** Opening Dataset entries block **
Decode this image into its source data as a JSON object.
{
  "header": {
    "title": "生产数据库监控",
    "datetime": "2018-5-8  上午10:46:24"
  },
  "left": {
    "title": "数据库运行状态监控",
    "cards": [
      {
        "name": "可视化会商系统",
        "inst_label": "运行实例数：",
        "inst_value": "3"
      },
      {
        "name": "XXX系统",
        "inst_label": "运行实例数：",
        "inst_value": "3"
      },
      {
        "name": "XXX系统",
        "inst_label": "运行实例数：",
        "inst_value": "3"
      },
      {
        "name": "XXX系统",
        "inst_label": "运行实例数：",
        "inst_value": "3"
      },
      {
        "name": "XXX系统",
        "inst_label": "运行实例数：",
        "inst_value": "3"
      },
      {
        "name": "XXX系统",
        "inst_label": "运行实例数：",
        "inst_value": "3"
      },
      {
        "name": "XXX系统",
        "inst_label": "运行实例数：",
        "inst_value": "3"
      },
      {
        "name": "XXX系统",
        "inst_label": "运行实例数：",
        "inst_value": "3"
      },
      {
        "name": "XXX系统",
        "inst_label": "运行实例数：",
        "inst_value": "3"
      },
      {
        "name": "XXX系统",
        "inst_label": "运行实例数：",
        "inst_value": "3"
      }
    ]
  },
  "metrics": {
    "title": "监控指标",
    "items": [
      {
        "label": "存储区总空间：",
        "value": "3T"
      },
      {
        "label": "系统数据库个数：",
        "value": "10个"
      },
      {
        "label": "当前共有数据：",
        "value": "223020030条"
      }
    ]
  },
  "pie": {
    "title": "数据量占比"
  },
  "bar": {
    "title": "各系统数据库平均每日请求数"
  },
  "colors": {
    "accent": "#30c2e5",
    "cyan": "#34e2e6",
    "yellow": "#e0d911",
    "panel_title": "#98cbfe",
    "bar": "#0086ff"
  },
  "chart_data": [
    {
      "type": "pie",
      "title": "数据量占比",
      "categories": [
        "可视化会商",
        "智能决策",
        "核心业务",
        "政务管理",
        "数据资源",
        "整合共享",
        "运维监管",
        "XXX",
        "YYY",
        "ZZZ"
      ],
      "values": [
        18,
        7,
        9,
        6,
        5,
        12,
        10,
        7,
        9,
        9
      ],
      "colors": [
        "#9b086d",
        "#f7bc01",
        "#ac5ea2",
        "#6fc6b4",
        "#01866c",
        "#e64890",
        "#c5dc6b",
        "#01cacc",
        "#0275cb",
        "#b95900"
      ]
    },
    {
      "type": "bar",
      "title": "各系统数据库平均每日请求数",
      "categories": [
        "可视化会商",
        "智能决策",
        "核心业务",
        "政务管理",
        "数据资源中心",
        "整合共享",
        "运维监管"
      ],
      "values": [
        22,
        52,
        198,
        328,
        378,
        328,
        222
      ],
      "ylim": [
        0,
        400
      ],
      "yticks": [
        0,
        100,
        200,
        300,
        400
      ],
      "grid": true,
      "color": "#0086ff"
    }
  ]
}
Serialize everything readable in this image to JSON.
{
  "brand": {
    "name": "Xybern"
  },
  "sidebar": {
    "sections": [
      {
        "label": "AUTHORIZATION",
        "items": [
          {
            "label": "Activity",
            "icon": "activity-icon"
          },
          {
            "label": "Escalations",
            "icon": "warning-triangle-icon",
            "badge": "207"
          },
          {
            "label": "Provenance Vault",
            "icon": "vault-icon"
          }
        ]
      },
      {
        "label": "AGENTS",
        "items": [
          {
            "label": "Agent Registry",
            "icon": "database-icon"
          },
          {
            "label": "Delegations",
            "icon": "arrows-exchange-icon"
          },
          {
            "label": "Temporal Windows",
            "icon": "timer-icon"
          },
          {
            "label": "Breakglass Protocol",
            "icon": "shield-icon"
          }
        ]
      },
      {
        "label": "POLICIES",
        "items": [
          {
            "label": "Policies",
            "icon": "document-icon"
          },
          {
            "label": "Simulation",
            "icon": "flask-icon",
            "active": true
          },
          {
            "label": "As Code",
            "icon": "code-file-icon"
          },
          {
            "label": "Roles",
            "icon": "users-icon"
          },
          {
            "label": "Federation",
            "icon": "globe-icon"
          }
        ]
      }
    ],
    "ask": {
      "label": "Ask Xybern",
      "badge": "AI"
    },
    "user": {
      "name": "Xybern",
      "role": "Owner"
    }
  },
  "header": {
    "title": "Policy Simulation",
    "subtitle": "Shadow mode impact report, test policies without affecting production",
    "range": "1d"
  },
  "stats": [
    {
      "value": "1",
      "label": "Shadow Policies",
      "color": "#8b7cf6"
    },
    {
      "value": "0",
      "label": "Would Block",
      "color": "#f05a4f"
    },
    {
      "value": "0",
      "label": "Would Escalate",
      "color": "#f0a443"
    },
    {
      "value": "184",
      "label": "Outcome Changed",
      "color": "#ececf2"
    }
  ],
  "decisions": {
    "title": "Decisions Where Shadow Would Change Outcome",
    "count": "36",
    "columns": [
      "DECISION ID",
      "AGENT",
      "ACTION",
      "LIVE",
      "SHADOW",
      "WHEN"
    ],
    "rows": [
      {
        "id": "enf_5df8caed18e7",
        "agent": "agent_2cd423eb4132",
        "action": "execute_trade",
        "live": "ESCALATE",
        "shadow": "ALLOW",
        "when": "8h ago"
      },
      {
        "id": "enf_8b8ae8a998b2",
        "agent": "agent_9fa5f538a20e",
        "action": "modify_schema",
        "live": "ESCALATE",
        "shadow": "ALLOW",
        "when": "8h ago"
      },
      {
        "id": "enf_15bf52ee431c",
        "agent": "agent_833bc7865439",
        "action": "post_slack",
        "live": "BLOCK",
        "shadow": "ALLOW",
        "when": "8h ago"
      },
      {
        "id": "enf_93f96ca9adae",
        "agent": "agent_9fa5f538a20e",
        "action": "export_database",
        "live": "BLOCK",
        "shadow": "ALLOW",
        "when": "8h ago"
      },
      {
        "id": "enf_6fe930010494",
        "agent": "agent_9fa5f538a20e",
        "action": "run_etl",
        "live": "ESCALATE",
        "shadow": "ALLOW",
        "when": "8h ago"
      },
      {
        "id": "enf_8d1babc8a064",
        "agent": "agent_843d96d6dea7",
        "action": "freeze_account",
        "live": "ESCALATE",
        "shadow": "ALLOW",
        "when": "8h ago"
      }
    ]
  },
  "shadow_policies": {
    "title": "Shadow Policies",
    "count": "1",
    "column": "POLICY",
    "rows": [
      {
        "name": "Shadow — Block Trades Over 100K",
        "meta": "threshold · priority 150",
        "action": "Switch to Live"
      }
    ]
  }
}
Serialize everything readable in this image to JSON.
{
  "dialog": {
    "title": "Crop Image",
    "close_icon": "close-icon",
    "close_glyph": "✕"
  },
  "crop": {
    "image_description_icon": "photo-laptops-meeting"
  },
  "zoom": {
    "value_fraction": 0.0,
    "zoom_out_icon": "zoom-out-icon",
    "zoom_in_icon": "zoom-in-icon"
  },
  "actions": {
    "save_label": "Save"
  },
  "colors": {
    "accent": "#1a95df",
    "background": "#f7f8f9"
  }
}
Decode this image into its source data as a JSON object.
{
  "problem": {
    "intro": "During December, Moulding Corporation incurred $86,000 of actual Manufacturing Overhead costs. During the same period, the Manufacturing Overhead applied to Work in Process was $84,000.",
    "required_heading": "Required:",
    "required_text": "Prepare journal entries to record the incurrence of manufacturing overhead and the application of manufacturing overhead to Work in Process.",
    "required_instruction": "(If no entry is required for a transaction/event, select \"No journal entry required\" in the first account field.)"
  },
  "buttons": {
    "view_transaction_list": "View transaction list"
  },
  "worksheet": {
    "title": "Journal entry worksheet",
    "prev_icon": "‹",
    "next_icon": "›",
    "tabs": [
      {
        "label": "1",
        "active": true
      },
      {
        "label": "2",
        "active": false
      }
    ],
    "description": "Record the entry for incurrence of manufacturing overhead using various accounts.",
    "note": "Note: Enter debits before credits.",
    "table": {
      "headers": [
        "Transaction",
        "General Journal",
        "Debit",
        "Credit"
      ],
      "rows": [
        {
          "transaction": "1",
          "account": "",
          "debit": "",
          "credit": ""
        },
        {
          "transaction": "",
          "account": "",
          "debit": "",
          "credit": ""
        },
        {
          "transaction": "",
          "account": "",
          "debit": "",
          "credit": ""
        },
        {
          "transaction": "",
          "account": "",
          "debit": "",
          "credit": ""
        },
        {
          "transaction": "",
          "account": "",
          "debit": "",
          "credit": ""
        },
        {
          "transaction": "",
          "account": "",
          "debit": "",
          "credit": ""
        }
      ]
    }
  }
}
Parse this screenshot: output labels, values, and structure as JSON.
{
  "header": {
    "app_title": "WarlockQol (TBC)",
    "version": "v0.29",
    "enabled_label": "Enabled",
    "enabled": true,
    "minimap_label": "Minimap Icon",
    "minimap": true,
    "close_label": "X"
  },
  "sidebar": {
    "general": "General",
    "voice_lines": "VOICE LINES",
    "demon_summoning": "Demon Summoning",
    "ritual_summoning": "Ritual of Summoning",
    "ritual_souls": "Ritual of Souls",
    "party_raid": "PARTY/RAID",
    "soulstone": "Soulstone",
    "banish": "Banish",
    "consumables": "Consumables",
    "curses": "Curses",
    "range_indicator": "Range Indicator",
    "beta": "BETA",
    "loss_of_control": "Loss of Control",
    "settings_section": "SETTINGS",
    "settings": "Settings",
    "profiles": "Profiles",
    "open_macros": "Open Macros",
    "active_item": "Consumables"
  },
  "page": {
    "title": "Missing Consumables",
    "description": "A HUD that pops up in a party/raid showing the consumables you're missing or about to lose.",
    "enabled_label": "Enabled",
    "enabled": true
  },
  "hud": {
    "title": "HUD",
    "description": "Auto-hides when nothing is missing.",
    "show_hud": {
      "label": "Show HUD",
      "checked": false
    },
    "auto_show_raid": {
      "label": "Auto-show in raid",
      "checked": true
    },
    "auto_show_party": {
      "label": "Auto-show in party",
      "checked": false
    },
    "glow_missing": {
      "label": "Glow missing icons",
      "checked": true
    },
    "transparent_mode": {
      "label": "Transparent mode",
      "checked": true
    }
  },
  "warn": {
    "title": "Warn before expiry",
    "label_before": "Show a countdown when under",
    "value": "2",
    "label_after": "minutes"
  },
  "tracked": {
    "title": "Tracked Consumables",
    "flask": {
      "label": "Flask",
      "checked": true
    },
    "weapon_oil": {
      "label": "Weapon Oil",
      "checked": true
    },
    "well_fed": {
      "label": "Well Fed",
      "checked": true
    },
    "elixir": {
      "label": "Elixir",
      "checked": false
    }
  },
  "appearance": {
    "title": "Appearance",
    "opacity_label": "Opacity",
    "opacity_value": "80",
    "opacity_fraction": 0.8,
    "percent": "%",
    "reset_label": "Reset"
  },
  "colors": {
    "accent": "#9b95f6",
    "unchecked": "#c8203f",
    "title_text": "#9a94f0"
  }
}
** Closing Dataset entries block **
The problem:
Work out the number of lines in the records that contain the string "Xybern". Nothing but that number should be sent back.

Result:
3